2. Play for and make the breaks. When one comes your way … SCORE!
The Vols scored NINE touchdowns.
3. If at first the game – or the breaks – go against you, don't let up … PUT ON MORE STEAM!
I guess you could say that the way the opening drive went counted as bad breaks, but everybody in the stadium, including the Zips, knew the Vols would win and win big.
4. Protect our kickers, our quarterback, our lead and our ballgame.
The defense picked up where it left off after the Pitt game. Once again, though, the subs seemed more aggressive that the starters. Overall though, the improvement since the Ball State game has been dramatic.

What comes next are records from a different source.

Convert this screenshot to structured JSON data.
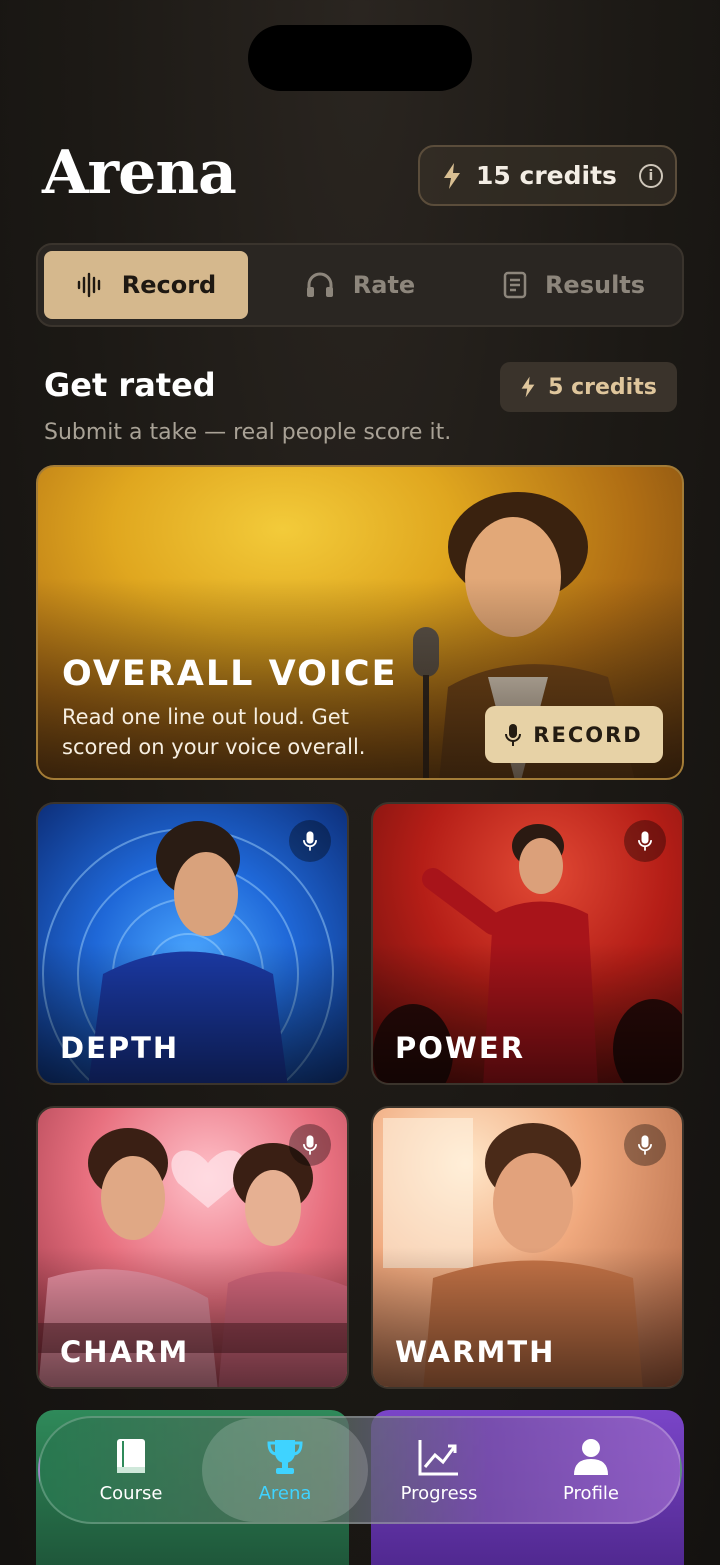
{
  "header": {
    "title": "Arena",
    "credits_label": "15 credits"
  },
  "tabs": [
    {
      "label": "Record",
      "active": true
    },
    {
      "label": "Rate",
      "active": false
    },
    {
      "label": "Results",
      "active": false
    }
  ],
  "section": {
    "title": "Get rated",
    "cost_label": "5 credits",
    "subtitle": "Submit a take — real people score it."
  },
  "hero": {
    "title": "OVERALL VOICE",
    "description": "Read one line out loud. Get scored on your voice overall.",
    "button_label": "RECORD"
  },
  "cards": [
    {
      "label": "DEPTH"
    },
    {
      "label": "POWER"
    },
    {
      "label": "CHARM"
    },
    {
      "label": "WARMTH"
    }
  ],
  "nav": [
    {
      "label": "Course",
      "icon": "book-icon"
    },
    {
      "label": "Arena",
      "icon": "trophy-icon",
      "active": true
    },
    {
      "label": "Progress",
      "icon": "chart-icon"
    },
    {
      "label": "Profile",
      "icon": "person-icon"
    }
  ],
  "colors": {
    "accent": "#d5b88d",
    "active_nav": "#3fd3ff"
  }
}
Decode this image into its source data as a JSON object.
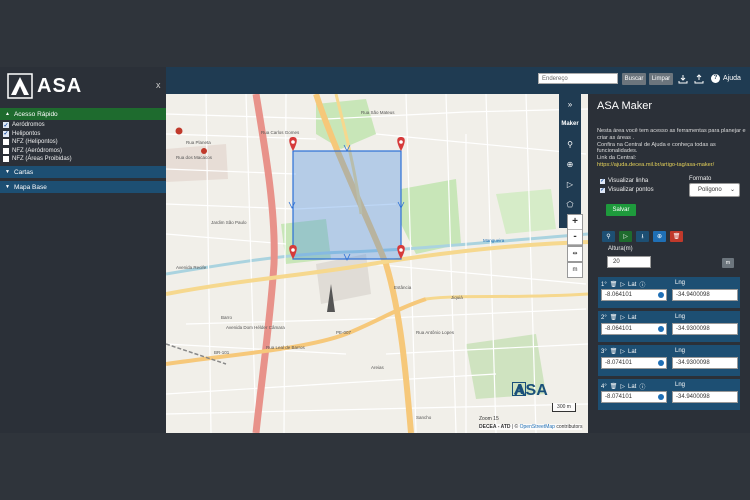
{
  "sidebar": {
    "logo_text": "ASA",
    "close_label": "x",
    "sections": [
      {
        "label": "Acesso Rápido",
        "expanded": true
      },
      {
        "label": "Cartas",
        "expanded": false
      },
      {
        "label": "Mapa Base",
        "expanded": false
      }
    ],
    "layers": [
      {
        "label": "Aeródromos",
        "checked": true
      },
      {
        "label": "Helipontos",
        "checked": true
      },
      {
        "label": "NFZ (Helipontos)",
        "checked": false
      },
      {
        "label": "NFZ (Aeródromos)",
        "checked": false
      },
      {
        "label": "NFZ (Áreas Proibidas)",
        "checked": false
      }
    ]
  },
  "topbar": {
    "address_placeholder": "Endereço",
    "search_label": "Buscar",
    "clear_label": "Limpar",
    "help_label": "Ajuda"
  },
  "map": {
    "maker_label": "Maker",
    "zoom_in": "+",
    "zoom_out": "-",
    "measure_label": "m",
    "scale_label": "300 m",
    "zoom_level": "Zoom 15",
    "attribution_owner": "DECEA - ATD",
    "attribution_sep": " | © ",
    "attribution_link": "OpenStreetMap",
    "attribution_rest": " contributors",
    "watermark_text": "ASA",
    "labels": [
      "Rua São Mateus",
      "Jardim São Paulo",
      "Jiquiá",
      "Mangueira",
      "Barro",
      "Areias",
      "Estância",
      "Rua Planeta",
      "Rua dos Macacos",
      "BR-101",
      "Avenida Recife",
      "PE-007",
      "Rua Leal de Barros",
      "Rua Antônio Lopes",
      "Avenida Dom Hélder Câmara",
      "Rua Carlos Gomes",
      "Sancho"
    ]
  },
  "panel": {
    "title": "ASA Maker",
    "desc1": "Nesta área você tem acesso as ferramentas para planejar e criar as áreas .",
    "desc2": "Confira na Central de Ajuda e conheça todas as funcionalidades.",
    "desc3": "Link da Central:",
    "link": "https://ajuda.decea.mil.br/artigo-tag/asa-maker/",
    "show_line": "Visualizar linha",
    "show_points": "Visualizar pontos",
    "format_label": "Formato",
    "format_value": "Polígono",
    "save_label": "Salvar",
    "altitude_label": "Altura(m)",
    "altitude_value": "20",
    "altitude_unit": "m",
    "lat_label": "Lat",
    "lng_label": "Lng",
    "points": [
      {
        "idx": "1°",
        "lat": "-8.064101",
        "lng": "-34.9400098"
      },
      {
        "idx": "2°",
        "lat": "-8.064101",
        "lng": "-34.9300098"
      },
      {
        "idx": "3°",
        "lat": "-8.074101",
        "lng": "-34.9300098"
      },
      {
        "idx": "4°",
        "lat": "-8.074101",
        "lng": "-34.9400098"
      }
    ]
  }
}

5. Ball! Oskie! Cover, block, cut and slice, pursue and gang tackle … THIS IS THE WINNING EDGE.
I reckon this is as good a spot as any to note that the SEC officiating crew seemed to be in mid-season form: blowing calls, creating phantom calls and performing other inexplicable feats which aided the Zips greatly. My own speculation was that they saw an “A” on the scoreboard, thought it was Alabama, and acted accordingly.
6. Press the kicking game. Here is where the breaks are made.
Last week, I complained that Paxton Brooks was taking three steps before punting the ball. Apparently he heard me. On one punt Saturday Brooks took FOUR (count 'em) steps to get the punt away. An SEC team will make him eat those.
7. Carry the fight to Pittsburgh and keep it there for sixty minutes,
During my matriculation on The Hill there was a popular little short cartoon called “Bambi Meets Godzilla.” Pretty much sums up Saturday's game.
The Florida Gators come to town now to open the SEC campaign and Neyland Stadium will be rockin'! We all know that contest will be a completely different kettle of fish. Given the Vols performance to date, though, there is good cause for optimism.
Thomas E. Baker, Another Such Victory
All quotes above are from this book
Henry B. Carrington, Battles of the American Revolution: 1775-1781
Don Higginbotham, The War of American Independence
The Battle of Guilford Courthouse. (Tennessee State Library and Archives)